Ignacio Esponda






“Behavioral Equilibrium in Economies with Adverse Selection” American Economic Review, 98(4): 1269-91, September 2008


Premio Consagracion 2009, awarded every other year by the Academia Nacional de Ciencias Economicas (Argentina) to an Argentine economist under 40.


[paper] [online appendix] 


Abstract. I propose a new solution concept, behavioral equilibrium, to study environments with players who are naive in the sense that they fail to account for the informational content of other players' actions. A behavioral equilibrium requires that: (i) players have no incentives to deviate given their beliefs about the consequences of deviating, (ii) these beliefs are consistent with the information obtained from the actual equilibrium play of all players, and (iii) when processing this information, naive players fail to account for the correlation between other players' actions and their own payoff uncertainty. I apply the framework to certain adverse selection settings and show that, contrary to the received literature, the adverse selection problem is exacerbated when naive players fail to account for selection. More generally, the main distinguishing feature of the framework is that in equilibrium beliefs about both fundamentals and strategies are jointly restricted. Consequently, whether a bias may arise or not is determined endogenously in equilibrium. 



“Information Feedback in First Price Auctions” RAND Journal of Economics, 39: 491-508, Summer 2008.




Abstract. In practice, the information that bidders receive about auction outcomes is often a design choice of the auctioneer. For example, in some settings bidders only learn whether or not they win, while in others all bids are revealed after the auction ends. I study how this information feedback affects equilibrium outcomes in a first price auction by focusing on the effect of such feedback on bidders' beliefs about their opponents' strategies and their own valuation of the object. I depart from the  existing literature by replacing the Nash equilibrium solution concept with a less restrictive one, self-confirming equilibrium (SCE), which requires bidders' beliefs to be consistent with the information obtained about equilibrium outcomes, though not necessarily correct. In a private values environment, revealing the two highest bids is sufficient for bidders to have correct beliefs (and therefore to play a Nash equilibrium). When valuations are not private, the same result holds if in addition bidders obtain feedback about the value of objects that they do not win. In contrast, in every symmetric SCE of a symmetric, affiliated, private values model, bidding strategies and revenue are (weakly) higher when only the highest bid is revealed compared to the case where at least the two highest bids are revealed. With interdependent valuations, revenue may increase by requiring the winning bidder to reveal information about the ex-post value of the object.




“Robust Equilibrium Analysis in Games with Uncertainty”


Newer version coming soon 

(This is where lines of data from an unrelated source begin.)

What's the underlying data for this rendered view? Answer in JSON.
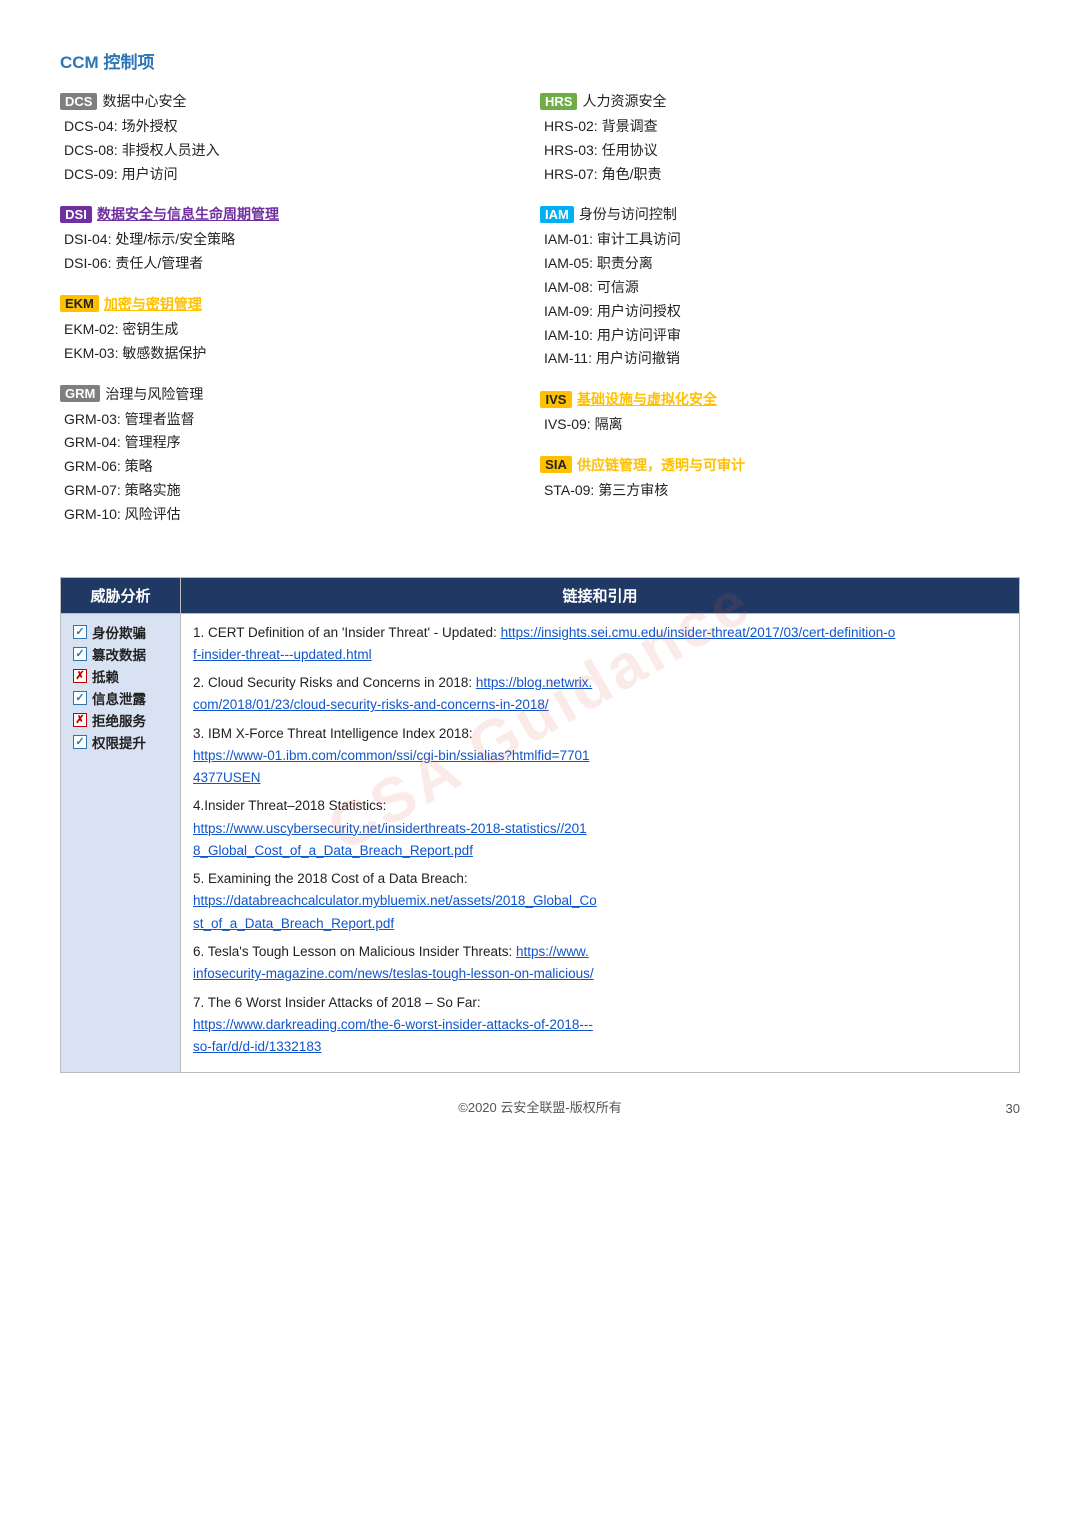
{
  "page": {
    "title": "CCM 控制项",
    "footer": "©2020 云安全联盟-版权所有",
    "page_number": "30",
    "watermark": "CSA Guidance"
  },
  "left_col": {
    "groups": [
      {
        "id": "dcs",
        "badge": "DCS",
        "badge_class": "badge-dcs",
        "label": "数据中心安全",
        "label_class": "group-label",
        "items": [
          "DCS-04:  场外授权",
          "DCS-08:  非授权人员进入",
          "DCS-09:  用户访问"
        ]
      },
      {
        "id": "dsi",
        "badge": "DSI",
        "badge_class": "badge-dsi",
        "label": "数据安全与信息生命周期管理",
        "label_class": "group-label-dsi",
        "items": [
          "DSI-04:  处理/标示/安全策略",
          "DSI-06:  责任人/管理者"
        ]
      },
      {
        "id": "ekm",
        "badge": "EKM",
        "badge_class": "badge-ekm",
        "label": "加密与密钥管理",
        "label_class": "group-label-ekm",
        "items": [
          "EKM-02:  密钥生成",
          "EKM-03:  敏感数据保护"
        ]
      },
      {
        "id": "grm",
        "badge": "GRM",
        "badge_class": "badge-dcs",
        "label": "治理与风险管理",
        "label_class": "group-label",
        "items": [
          "GRM-03:  管理者监督",
          "GRM-04:  管理程序",
          "GRM-06:  策略",
          "GRM-07:  策略实施",
          "GRM-10:  风险评估"
        ]
      }
    ]
  },
  "right_col": {
    "groups": [
      {
        "id": "hrs",
        "badge": "HRS",
        "badge_class": "badge-hrs",
        "label": "人力资源安全",
        "label_class": "group-label",
        "items": [
          "HRS-02:  背景调查",
          "HRS-03:  任用协议",
          "HRS-07:  角色/职责"
        ]
      },
      {
        "id": "iam",
        "badge": "IAM",
        "badge_class": "badge-iam",
        "label": "身份与访问控制",
        "label_class": "group-label",
        "items": [
          "IAM-01:  审计工具访问",
          "IAM-05:  职责分离",
          "IAM-08:  可信源",
          "IAM-09:  用户访问授权",
          "IAM-10:  用户访问评审",
          "IAM-11:  用户访问撤销"
        ]
      },
      {
        "id": "ivs",
        "badge": "IVS",
        "badge_class": "badge-ivs",
        "label": "基础设施与虚拟化安全",
        "label_class": "group-label-ivs",
        "items": [
          "IVS-09:  隔离"
        ]
      },
      {
        "id": "sta",
        "badge": "SIA",
        "badge_class": "badge-sta",
        "label": "供应链管理，透明与可审计",
        "label_class": "group-label-sta",
        "items": [
          "STA-09:  第三方审核"
        ]
      }
    ]
  },
  "table": {
    "col1_header": "威胁分析",
    "col2_header": "链接和引用",
    "threats": [
      {
        "label": "身份欺骗",
        "checked": true,
        "check_type": "blue"
      },
      {
        "label": "篡改数据",
        "checked": true,
        "check_type": "blue"
      },
      {
        "label": "抵赖",
        "checked": false,
        "check_type": "red"
      },
      {
        "label": "信息泄露",
        "checked": true,
        "check_type": "blue"
      },
      {
        "label": "拒绝服务",
        "checked": false,
        "check_type": "red"
      },
      {
        "label": "权限提升",
        "checked": true,
        "check_type": "blue"
      }
    ],
    "references": [
      {
        "number": "1",
        "text": "CERT Definition of an 'Insider Threat' - Updated: ",
        "link": "https://insights.sei.cmu.edu/insider-threat/2017/03/cert-definition-of-insider-threat---updated.html",
        "link_display": "https://insights.sei.cmu.edu/insider-threat/2017/03/cert-definition-o\nf-insider-threat---updated.html"
      },
      {
        "number": "2",
        "text": "Cloud Security Risks and Concerns in 2018: ",
        "link": "https://blog.netwrix.com/2018/01/23/cloud-security-risks-and-concerns-in-2018/",
        "link_display": "https://blog.netwrix.\ncom/2018/01/23/cloud-security-risks-and-concerns-in-2018/"
      },
      {
        "number": "3",
        "text": "IBM X-Force Threat Intelligence Index 2018: ",
        "link": "https://www-01.ibm.com/common/ssi/cgi-bin/ssialias?htmlfid=77014377USEN",
        "link_display": "https://www-01.ibm.com/common/ssi/cgi-bin/ssialias?htmlfid=7701\n4377USEN"
      },
      {
        "number": "4",
        "text": "Insider Threat–2018 Statistics: ",
        "link": "https://www.uscybersecurity.net/insiderthreats-2018-statistics//2018_Global_Cost_of_a_Data_Breach_Report.pdf",
        "link_display": "https://www.uscybersecurity.net/insiderthreats-2018-statistics//201\n8_Global_Cost_of_a_Data_Breach_Report.pdf"
      },
      {
        "number": "5",
        "text": "Examining the 2018 Cost of a Data Breach: ",
        "link": "https://databreachcalculator.mybluemix.net/assets/2018_Global_Cost_of_a_Data_Breach_Report.pdf",
        "link_display": "https://databreachcalculator.mybluemix.net/assets/2018_Global_Co\nst_of_a_Data_Breach_Report.pdf"
      },
      {
        "number": "6",
        "text": "Tesla's Tough Lesson on Malicious Insider Threats: ",
        "link": "https://www.infosecurity-magazine.com/news/teslas-tough-lesson-on-malicious/",
        "link_display": "https://www.\ninfosecurity-magazine.com/news/teslas-tough-lesson-on-malicious/"
      },
      {
        "number": "7",
        "text": "The 6 Worst Insider Attacks of 2018 – So Far: ",
        "link": "https://www.darkreading.com/the-6-worst-insider-attacks-of-2018---so-far/d/d-id/1332183",
        "link_display": "https://www.darkreading.com/the-6-worst-insider-attacks-of-2018---\nso-far/d/d-id/1332183"
      }
    ]
  }
}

Abstract. I propose an extension of Nash equilibrium to games with incomplete information that provides a framework for evaluating the robustness of equilibrium predictions to assumptions regarding players’ uncertainty about the game. This uncertainty includes, but is not limited to, payoff and strategic uncertainty, beliefs about other players’ rationality, beliefs about other players’ beliefs, and so on, so that in principle the framework accommodates any hierarchy of beliefs. However, in contrast to the Bayesian Nash equilibrium (BNE) framework and in the spirit of self-confirming equilibrium, the proposed equilibrium concept restricts hierarchies of beliefs to be consistent with players’ knowledge of equilibrium play. While rationalizability, standard BNE (i.e. with the correct prior over payoff uncertainty being common knowledge), and self-confirming equilibrium all constitute special cases, the proposed concept allows for the analysis of intermediate cases where knowledge of equilibrium play does not eliminate uncertainty and players use their (higher order) beliefs about the game to infer what other players are doing in equilibrium. The main result is a characterization of the solution concept in terms of a procedure that iteratively eliminates strategies. In a finite game, the procedure finds the set of equilibria in a finite number of steps. I illustrate the approach in a duopoly game with demand uncertainty.




Work in Progress



Endogenous Participation and Local Market Power in Highway Procurement joint with Liran Einav


Information Aggregation, Learning, and Non-strategic Behavior in Voting Environments” joint with Demian Pouzo.


“Learning to Trade Under Adverse Selection: Experimental Evidence” joint with Emanuel Vespa.